She moved in with her ailing mother, and was able to begin the healing process. Attending domestic violence recovery groups helped significantly. She could speak openly to people who had experienced similar misfortunes.
“I started to be able to take deep breaths again,” Hearn said.
In time, she went to college and earned her degree. Later, she became a facilitator with Spectrum Youth and Family Services, helping lead a reformative class for domestic abuse perpetrators. This also helped her heal, she said.
“I really liked it because I was learning, learning, learning about what made these bozos tick,” she said.
In time, she was even able to forgive them – not for their abuses, but for how their upbringing colored their view of relationships.
“They weren’t taught to be men and what men should be,” Hearn said but added that domestic violence transcends gender as a pervasive issue with perpetrators across all genders, sexual orientations and financial statuses.
“There is no gender that should even be called into it,” she said. “It’s how to be a human being and be on the planet with other people.”
Fighting the good fight on policy
Obtaining a restraining order can be challenging, according to Gundrum.
“The court doesn’t like to issue restraining orders based on fear,” she said. But there are several state statutes around domestic violence that include the words “imminent fear” in them, she added.
Another issue is that Vermont’s relief from abuse orders do not address emotional and psychological abuse. That’s why Gundrum has been working with Chittenden 7-4 representative Maida Townsend (D-South Burlington) over the last four years to improve them.
“They need to change,” Gundrum said. “Vermont does not recognize psychological and emotional abuse and they need to because it’s a huge part of what happens with domestic violence.”
Townsend has focused on relief from abuse orders, introducing legislation that includes psychological and emotional abuse as factors to be considered for protection orders.
Those terms appear in domestic violence information from the Vermont Department of Health and local organizations like HOPE Works and Steps to End Domestic Violence, she said.
Townsend’s legislation remains live going into the second year of the biennium, and she and the 21 co-signers are hopeful it will be adopted.
“It was my conversations with Gretchen that got me focused on this in the first place,” Townsend said. “It’s thanks to her giving me a real-life view of domestic violence issues as opposed to an intellectual view.”
Arguments against including psychological and emotional abuse in the statutes come from concerns that those terms lend themselves to “he-said-she-said” cases, or that including them in the statute will enable “tons” of cases to be added to court dockets, Townsend said.
“Just because it causes more cases to come before the court doesn’t mean it should be legal,” she said, adding, “just because you can’t see physical damage … doesn’t make it any less painful and traumatic.”
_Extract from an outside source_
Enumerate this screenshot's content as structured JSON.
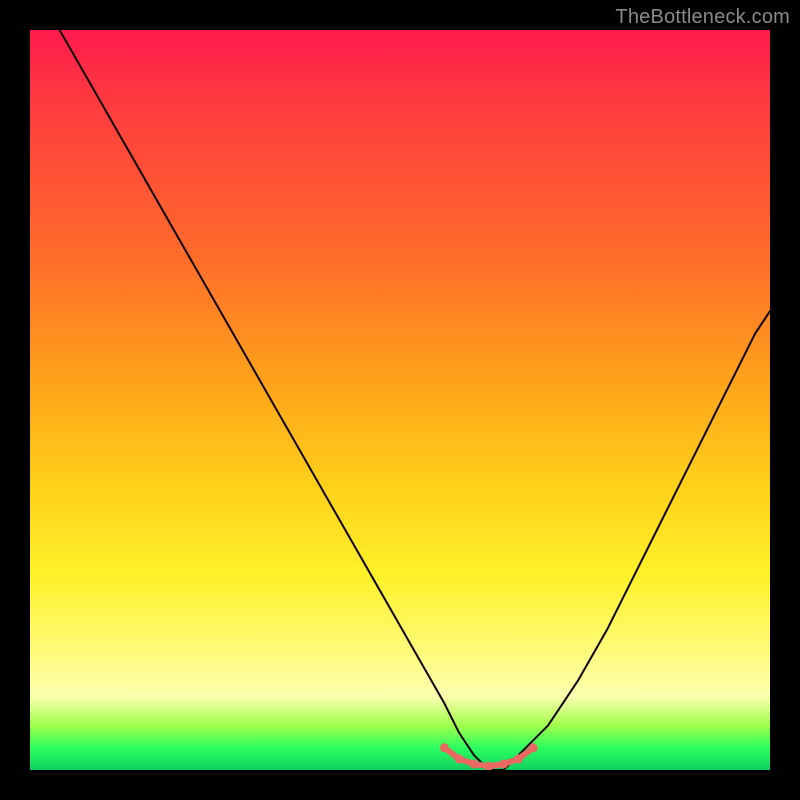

Gundrum didn’t talk to anyone about her abusive partner while the abuse was happening.
“When you’re in that type of environment, you don’t necessarily tell people what’s going on behind closed doors,” she said.
“There’s still that stigmatized piece with abuse … it’s happening behind closed doors, and as long as it’s not happening in your home, it’s none of your business,” Gundrum said.
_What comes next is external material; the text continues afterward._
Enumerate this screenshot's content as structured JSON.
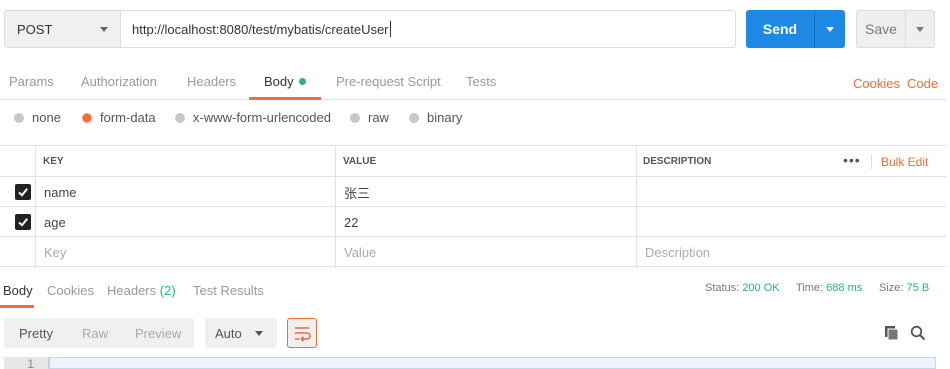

But, she added, the reality of domestic abuse is that it’s the entire community’s business. She gave the example of children in a home where there is domestic abuse. Those children witness abuse and then go to school, where they carry that trauma with them. It can manifest in their behavior, Gundrum said.
She hopes the community forum attendees will be inspired to discuss the statutes with their local representatives.
“Everybody should know violence, abuse of any type, should not be tolerated,” Gundrum said. “It’s not okay.”
The first of two domestic violence awareness community forums will be held Thursday, Oct. 10, at 5:30 p.m. in the Frederick H. Tuttle Middle School Cafeteria. It will begin with a community dinner followed by discussion. A second forum will be held at the same time and location on Wednesday, Oct. 30.